The Garden Courtyard: Picturesque with its central
pool, this courtyard on the east of the island, faces the Gol Mahal. It was built
in the reign of Rana Jagat Singh I (1628-1652). Special lighting around the rose
shrubs and shimmering candlelight reflections from the pool bring it alive in the
The Chattris: These kiosks were built during the
reign of Maharana Bhupal Singh (1930-55), and adorn the Garden
Courtyard. Each of the three intricately carved chattris is unique.
The Darikhana: An excellent example of the marble craftsmanship
from the reign of Maharana Sangram Singh II (1710-1734), today this beautiful pavilion
space functions as a restaurant with a fantastic view of Udaipur along with fine
The Barah Pathoron ka Mahal: This palace made out of twelve solid
marble slabs is an engineering marvel of the 18th century. It is flanked
by a colonnaded veranda on the eastern side of the Garden Courtyard and was built
in the reign of Maharana Sangram Singh II (period of reign: 1710-1734). With spectacular
views of the waterfront, it functions today as the Picholi Bar.

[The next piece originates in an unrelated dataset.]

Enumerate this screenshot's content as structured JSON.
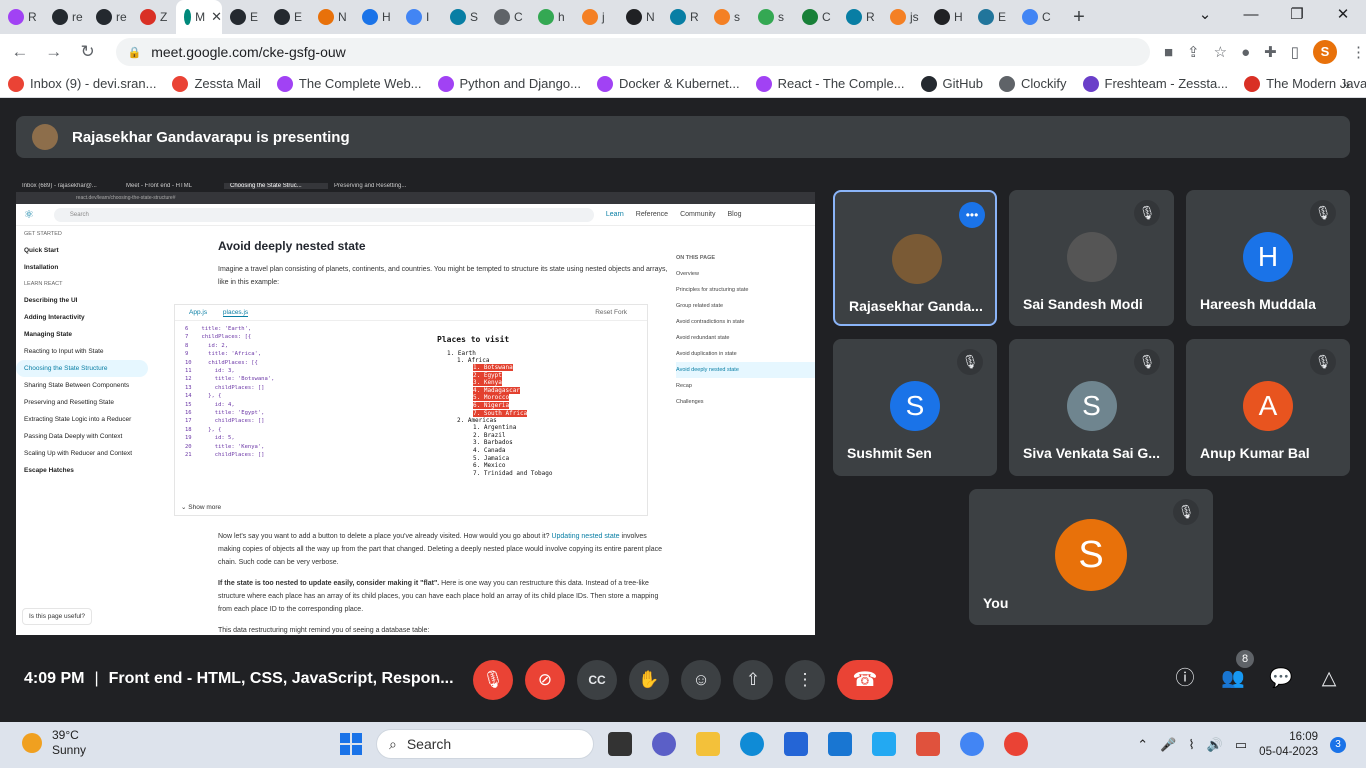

The Kunwarpada ka Mahal: The palace of the Crown Prince on the
western side of the island-palace was built in the reign of Rana Sangram Singh II
(1710-1734). Its three pavilions built as smaller versions of the Gol Mahal architectural
vocabulary, are connected to define a single landscaped courtyard, the cardinals
of which are marked by octagonal chattris.
Views of Places nearby:
Visit to Udaipur remains incomplete unless you capture its unique lakefront urbanscape
lined with historic buildings, best sighted from the terrace of the Darikhana at
Jagmandir Island Palace:
Temples, Ghats and Havelis:
The north east and north west edges of Lake Pichola provide a picturesque view of
the Ghats (stepped embankments) with the grand triple arched gateway at the Gangaur
Ghat on the right (northeast edge), flanked by the Bagor ki Haveli and the Shikhara
of the Jagdish temple beyond. The Amet Haveli can be seen right across on the western
Forts and Palaces:
One of the best panoramic view of the lakefront façade of the historic City Palace – one can truly appreciate it as a palace - fortress structure of the 16th
century encapsulated with imposing retaining walls. You can also view the 19th century
Monsoon Palace of Sajjangarh crowning a hill to the west and island palaces of Jagniwas
(Lake Palace) and Mohan Mandir close by, floating on the Pichola.
Lakes and Mountains:
There is no better place to view the natural terrain of Udaipur – with the historic
Lake Pichola in the midst framed by a range of Aravalli hills in the west, Elklingarh
on the east and Moti Magri and Sajjangarh at some distance in the west.
FIVE MUST DO's –AT JAGMANDIR ISLAND PALACE
- Savour the legendary tales of the palace at Jagriti, just as the Maharanas relished
- Indulge in the Regal Spa Experience
- Relax at the Picholi Bar
- Romance in a boat ride to Jagmandir Island Palace followed with delectable moonlight
dining at the Darikhana restaurant
- Visit the Darikhana terrace to capture the best views of Udaipur